You will be encouraged to develop your awareness and understanding of the social contexts and environmental responsibilities of design, so that you can identify communication strategies that will enrich people's lives by enabling them to be better informed about the world in which they live.
You will learn to engage audiences through imaginative and creative design solutions that may challenge, persuade, shock, provoke, excite and entertain, but always aim to inform. You will also develop the transferable and cognitive skills necessary for lifelong personal and professional development.
Graphic design is a multi-disciplinary activity that requires a wide range of intellectual, creative and technical skills. The course places emphasis on the design, presentation and communication of ideas and information suited to the genuine needs of the end-user. We seek to produce communication that may enrich people's lives by enabling them to be better informed about the world in which they live.
Based at the recently refurbished Harrow Campus – home to the Westminster School of Media, Arts and Design – you will work alongside students from film, photography, music, fashion and journalism, in a unique creative hothouse.

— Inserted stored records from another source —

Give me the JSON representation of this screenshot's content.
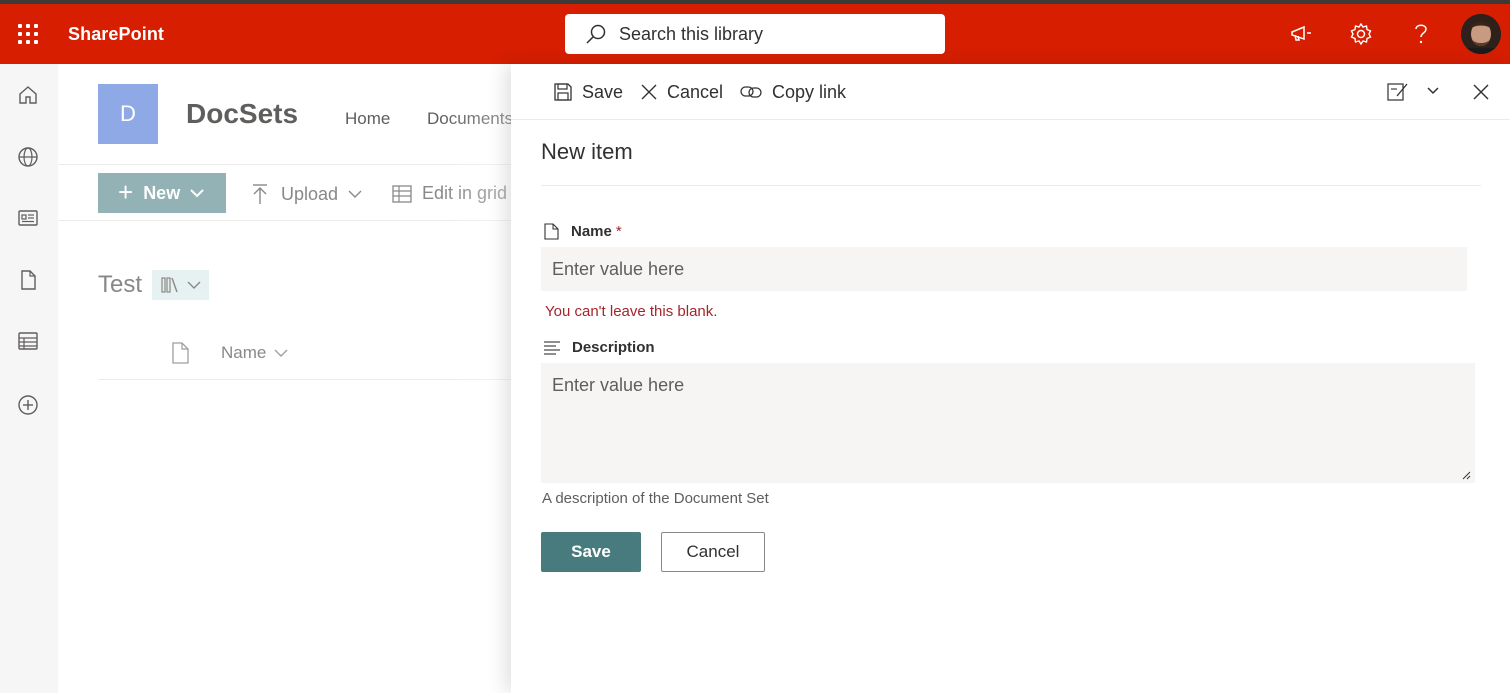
{
  "suite": {
    "app_name": "SharePoint",
    "search_placeholder": "Search this library",
    "icons": [
      "app-launcher-icon",
      "megaphone-icon",
      "settings-icon",
      "help-icon"
    ]
  },
  "rail": {
    "items": [
      "home-icon",
      "globe-icon",
      "news-icon",
      "document-icon",
      "list-icon",
      "create-icon"
    ]
  },
  "site": {
    "logo_letter": "D",
    "title": "DocSets",
    "nav": [
      "Home",
      "Documents"
    ],
    "commands": {
      "new": "New",
      "upload": "Upload",
      "edit_grid": "Edit in grid"
    },
    "library_title": "Test",
    "column_name": "Name"
  },
  "panel": {
    "toolbar": {
      "save": "Save",
      "cancel": "Cancel",
      "copy_link": "Copy link"
    },
    "title": "New item",
    "fields": {
      "name": {
        "label": "Name",
        "required_mark": "*",
        "placeholder": "Enter value here",
        "error": "You can't leave this blank."
      },
      "description": {
        "label": "Description",
        "placeholder": "Enter value here",
        "hint": "A description of the Document Set"
      }
    },
    "buttons": {
      "save": "Save",
      "cancel": "Cancel"
    }
  },
  "colors": {
    "suite_bar": "#d71e00",
    "primary_button": "#487b7e",
    "error": "#a4262c"
  }
}
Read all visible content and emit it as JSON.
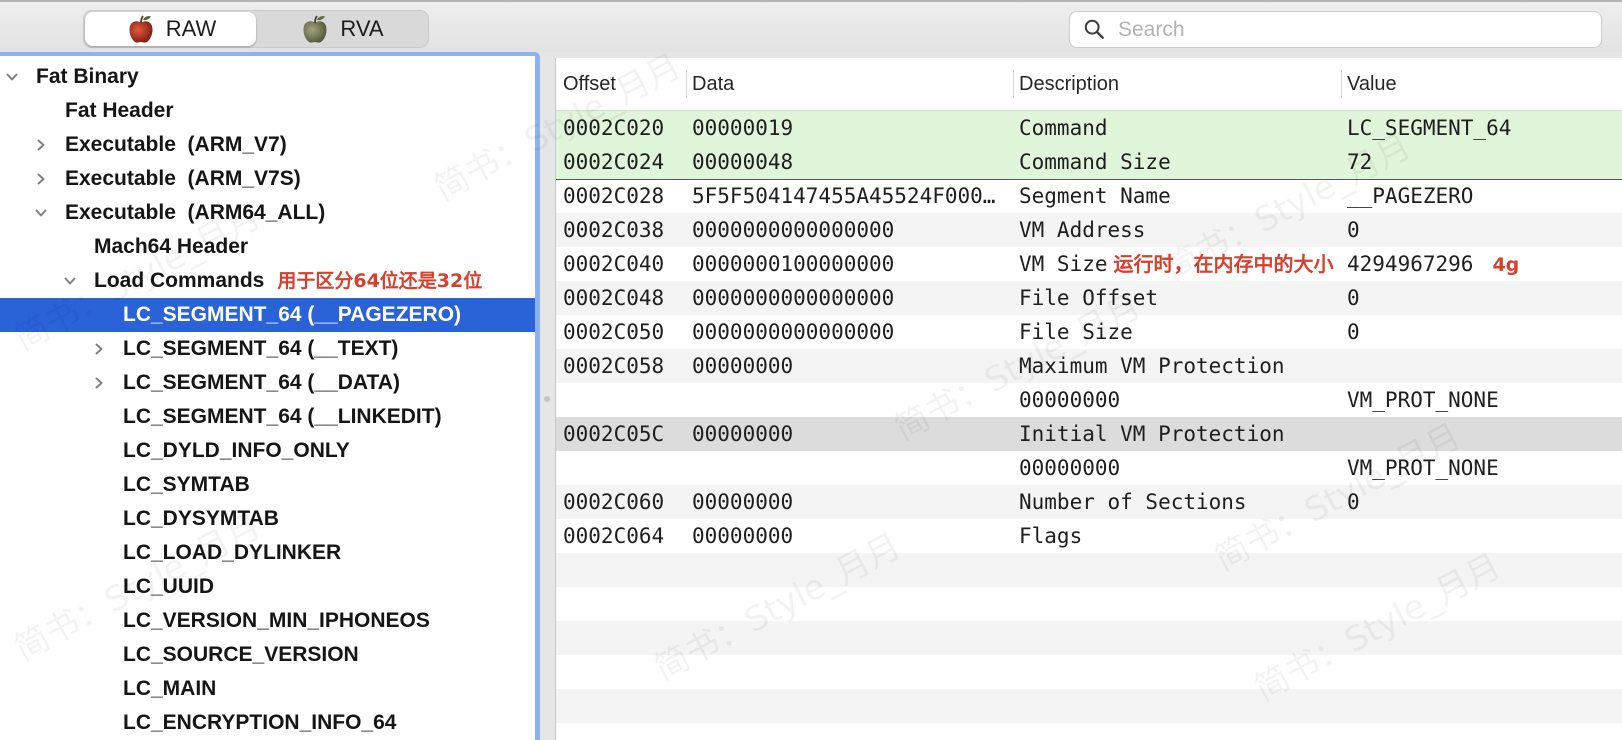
{
  "colors": {
    "selection": "#2a62d8",
    "annotation": "#d6402c",
    "highlight_green": "#e1f5da",
    "row_selected": "#dcdcdc",
    "stripe": "#f4f4f4",
    "focus_ring": "#8cb2ef"
  },
  "toolbar": {
    "view_modes": [
      {
        "label": "RAW",
        "icon": "apple-red-icon",
        "selected": true
      },
      {
        "label": "RVA",
        "icon": "apple-green-icon",
        "selected": false
      }
    ],
    "search": {
      "placeholder": "Search",
      "icon": "search-icon"
    }
  },
  "tree": [
    {
      "label": "Fat Binary",
      "expanded": true,
      "children": [
        {
          "label": "Fat Header"
        },
        {
          "label": "Executable  (ARM_V7)",
          "expandable": true,
          "expanded": false
        },
        {
          "label": "Executable  (ARM_V7S)",
          "expandable": true,
          "expanded": false
        },
        {
          "label": "Executable  (ARM64_ALL)",
          "expanded": true,
          "children": [
            {
              "label": "Mach64 Header"
            },
            {
              "label": "Load Commands",
              "expanded": true,
              "annotation": "用于区分64位还是32位",
              "children": [
                {
                  "label": "LC_SEGMENT_64 (__PAGEZERO)",
                  "selected": true
                },
                {
                  "label": "LC_SEGMENT_64 (__TEXT)",
                  "expandable": true,
                  "expanded": false
                },
                {
                  "label": "LC_SEGMENT_64 (__DATA)",
                  "expandable": true,
                  "expanded": false
                },
                {
                  "label": "LC_SEGMENT_64 (__LINKEDIT)"
                },
                {
                  "label": "LC_DYLD_INFO_ONLY"
                },
                {
                  "label": "LC_SYMTAB"
                },
                {
                  "label": "LC_DYSYMTAB"
                },
                {
                  "label": "LC_LOAD_DYLINKER"
                },
                {
                  "label": "LC_UUID"
                },
                {
                  "label": "LC_VERSION_MIN_IPHONEOS"
                },
                {
                  "label": "LC_SOURCE_VERSION"
                },
                {
                  "label": "LC_MAIN"
                },
                {
                  "label": "LC_ENCRYPTION_INFO_64"
                }
              ]
            }
          ]
        }
      ]
    }
  ],
  "table": {
    "columns": [
      "Offset",
      "Data",
      "Description",
      "Value"
    ],
    "rows": [
      {
        "offset": "0002C020",
        "data": "00000019",
        "description": "Command",
        "value": "LC_SEGMENT_64",
        "highlight": "green"
      },
      {
        "offset": "0002C024",
        "data": "00000048",
        "description": "Command Size",
        "value": "72",
        "highlight": "green"
      },
      {
        "offset": "0002C028",
        "data": "5F5F504147455A45524F000…",
        "description": "Segment Name",
        "value": "__PAGEZERO"
      },
      {
        "offset": "0002C038",
        "data": "0000000000000000",
        "description": "VM Address",
        "value": "0"
      },
      {
        "offset": "0002C040",
        "data": "0000000100000000",
        "description": "VM Size",
        "description_note": "运行时，在内存中的大小",
        "value": "4294967296",
        "value_note": "4g"
      },
      {
        "offset": "0002C048",
        "data": "0000000000000000",
        "description": "File Offset",
        "value": "0"
      },
      {
        "offset": "0002C050",
        "data": "0000000000000000",
        "description": "File Size",
        "value": "0"
      },
      {
        "offset": "0002C058",
        "data": "00000000",
        "description": "Maximum VM Protection"
      },
      {
        "description": "00000000",
        "value": "VM_PROT_NONE"
      },
      {
        "offset": "0002C05C",
        "data": "00000000",
        "description": "Initial VM Protection",
        "selected": true
      },
      {
        "description": "00000000",
        "value": "VM_PROT_NONE"
      },
      {
        "offset": "0002C060",
        "data": "00000000",
        "description": "Number of Sections",
        "value": "0"
      },
      {
        "offset": "0002C064",
        "data": "00000000",
        "description": "Flags"
      }
    ]
  },
  "watermark": "简书：Style_月月"
}
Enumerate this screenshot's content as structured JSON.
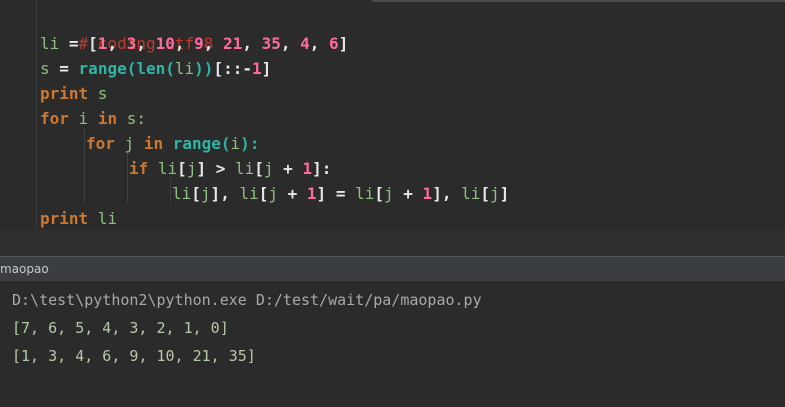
{
  "editor": {
    "comment": "# coding:utf-8",
    "lines": {
      "l2": {
        "a": "li",
        "b": " = [",
        "n1": "1",
        "c1": ", ",
        "n2": "3",
        "c2": ", ",
        "n3": "10",
        "c3": ", ",
        "n4": "9",
        "c4": ", ",
        "n5": "21",
        "c5": ", ",
        "n6": "35",
        "c6": ", ",
        "n7": "4",
        "c7": ", ",
        "n8": "6",
        "end": "]"
      },
      "l3": {
        "a": "s",
        "b": " = ",
        "fn1": "range",
        "p1": "(",
        "fn2": "len",
        "p2": "(",
        "v": "li",
        "p3": "))",
        "s1": "[::-",
        "n": "1",
        "s2": "]"
      },
      "l4": {
        "kw": "print",
        "v": " s"
      },
      "l5": {
        "kw1": "for",
        "v1": " i ",
        "kw2": "in",
        "v2": " s:"
      },
      "l6": {
        "kw1": "for",
        "v1": " j ",
        "kw2": "in",
        "sp": " ",
        "fn": "range",
        "p1": "(",
        "v": "i",
        "p2": "):"
      },
      "l7": {
        "kw": "if",
        "v1": " li",
        "b1": "[",
        "v2": "j",
        "b2": "]",
        "op": " > ",
        "v3": "li",
        "b3": "[",
        "v4": "j",
        "op2": " + ",
        "n": "1",
        "b4": "]:"
      },
      "l8": {
        "v1": "li",
        "b1": "[",
        "v2": "j",
        "b2": "]",
        "c1": ", ",
        "v3": "li",
        "b3": "[",
        "v4": "j",
        "op1": " + ",
        "n1": "1",
        "b4": "]",
        "eq": " = ",
        "v5": "li",
        "b5": "[",
        "v6": "j",
        "op2": " + ",
        "n2": "1",
        "b6": "]",
        "c2": ", ",
        "v7": "li",
        "b7": "[",
        "v8": "j",
        "b8": "]"
      },
      "l9": {
        "kw": "print",
        "v": " li"
      }
    }
  },
  "run_panel": {
    "tab_label": "maopao"
  },
  "console": {
    "command": "D:\\test\\python2\\python.exe D:/test/wait/pa/maopao.py",
    "output_1": "[7, 6, 5, 4, 3, 2, 1, 0]",
    "output_2": "[1, 3, 4, 6, 9, 10, 21, 35]"
  },
  "colors": {
    "background": "#2b2b2b",
    "keyword": "#cc7832",
    "number": "#ff6b9c",
    "builtin": "#2fb5a5",
    "comment": "#c0392b"
  }
}
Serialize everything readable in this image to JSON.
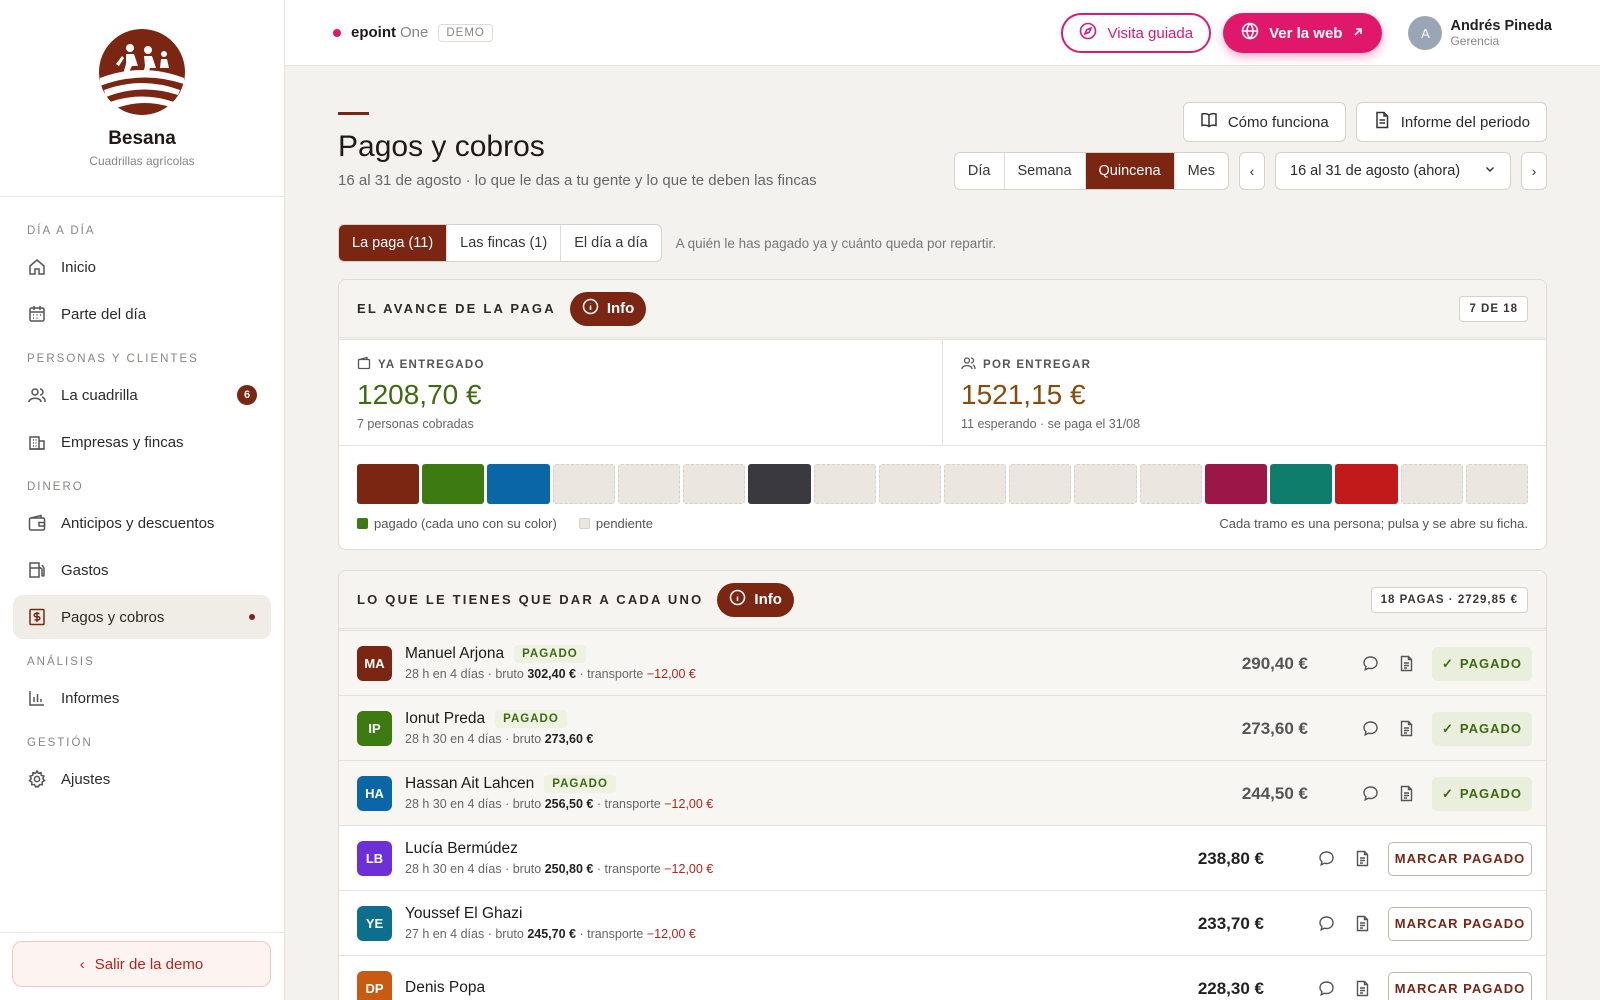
{
  "sidebar": {
    "brand_name": "Besana",
    "brand_sub": "Cuadrillas agrícolas",
    "sections": [
      {
        "title": "DÍA A DÍA"
      },
      {
        "title": "PERSONAS Y CLIENTES"
      },
      {
        "title": "DINERO"
      },
      {
        "title": "ANÁLISIS"
      },
      {
        "title": "GESTIÓN"
      }
    ],
    "items": {
      "inicio": "Inicio",
      "parte": "Parte del día",
      "cuadrilla": "La cuadrilla",
      "cuadrilla_badge": "6",
      "empresas": "Empresas y fincas",
      "anticipos": "Anticipos y descuentos",
      "gastos": "Gastos",
      "pagos": "Pagos y cobros",
      "informes": "Informes",
      "ajustes": "Ajustes"
    },
    "exit_label": "Salir de la demo"
  },
  "topbar": {
    "app_name": "epoint",
    "app_suffix": "One",
    "demo_tag": "DEMO",
    "guided_tour": "Visita guiada",
    "view_web": "Ver la web",
    "user_initial": "A",
    "user_name": "Andrés Pineda",
    "user_role": "Gerencia"
  },
  "header": {
    "title": "Pagos y cobros",
    "subtitle": "16 al 31 de agosto · lo que le das a tu gente y lo que te deben las fincas",
    "how_it_works": "Cómo funciona",
    "period_report": "Informe del periodo",
    "period_options": [
      "Día",
      "Semana",
      "Quincena",
      "Mes"
    ],
    "period_selected": "Quincena",
    "period_value": "16 al 31 de agosto (ahora)"
  },
  "tabs": {
    "items": [
      "La paga (11)",
      "Las fincas (1)",
      "El día a día"
    ],
    "active": "La paga (11)",
    "hint": "A quién le has pagado ya y cuánto queda por repartir."
  },
  "progress_card": {
    "title": "EL AVANCE DE LA PAGA",
    "info": "Info",
    "tag": "7 DE 18",
    "delivered_label": "YA ENTREGADO",
    "delivered_value": "1208,70 €",
    "delivered_note": "7 personas cobradas",
    "pending_label": "POR ENTREGAR",
    "pending_value": "1521,15 €",
    "pending_note": "11 esperando · se paga el 31/08",
    "segments": [
      "#7a2613",
      "#3d7a12",
      "#0b66a8",
      "pend",
      "pend",
      "pend",
      "#3a3940",
      "pend",
      "pend",
      "pend",
      "pend",
      "pend",
      "pend",
      "#9c1648",
      "#0f7d6c",
      "#c21a1a",
      "pend",
      "pend"
    ],
    "legend_paid": "pagado (cada uno con su color)",
    "legend_pending": "pendiente",
    "legend_hint": "Cada tramo es una persona; pulsa y se abre su ficha."
  },
  "pay_card": {
    "title": "LO QUE LE TIENES QUE DAR A CADA UNO",
    "info": "Info",
    "tag": "18 PAGAS · 2729,85 €",
    "paid_label": "PAGADO",
    "mark_label": "MARCAR PAGADO",
    "rows": [
      {
        "initials": "MA",
        "color": "#7a2613",
        "name": "Manuel Arjona",
        "paid": true,
        "hours": "28 h en 4 días · bruto ",
        "gross": "302,40 €",
        "transport_label": " · transporte ",
        "transport": "−12,00 €",
        "amount": "290,40 €"
      },
      {
        "initials": "IP",
        "color": "#3d7a12",
        "name": "Ionut Preda",
        "paid": true,
        "hours": "28 h 30 en 4 días · bruto ",
        "gross": "273,60 €",
        "transport_label": "",
        "transport": "",
        "amount": "273,60 €"
      },
      {
        "initials": "HA",
        "color": "#0b66a8",
        "name": "Hassan Ait Lahcen",
        "paid": true,
        "hours": "28 h 30 en 4 días · bruto ",
        "gross": "256,50 €",
        "transport_label": " · transporte ",
        "transport": "−12,00 €",
        "amount": "244,50 €"
      },
      {
        "initials": "LB",
        "color": "#6d2fd6",
        "name": "Lucía Bermúdez",
        "paid": false,
        "hours": "28 h 30 en 4 días · bruto ",
        "gross": "250,80 €",
        "transport_label": " · transporte ",
        "transport": "−12,00 €",
        "amount": "238,80 €"
      },
      {
        "initials": "YE",
        "color": "#0e6f8c",
        "name": "Youssef El Ghazi",
        "paid": false,
        "hours": "27 h en 4 días · bruto ",
        "gross": "245,70 €",
        "transport_label": " · transporte ",
        "transport": "−12,00 €",
        "amount": "233,70 €"
      },
      {
        "initials": "DP",
        "color": "#c85a12",
        "name": "Denis Popa",
        "paid": false,
        "hours": "",
        "gross": "",
        "transport_label": "",
        "transport": "",
        "amount": "228,30 €"
      }
    ]
  }
}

The project work produced reflects the broad range of our students' interests and understanding of design, and of the media through which they communicate. It also reflects the diversity of contemporary audiences.
The course encourages your creativity, individuality, personal growth and understanding, employing a range of delivery and teaching strategies including project work, group work and collaboration, workshops, seminars, group tutorials, crits and think-tank sessions.
All modules are assessed through coursework: practical modules are typically assessed through a combination of crits, or submitted completed work and planning/research material, while assessment of theoretical modules includes written work, seminar presentations, research plans, visual essays and online study tasks.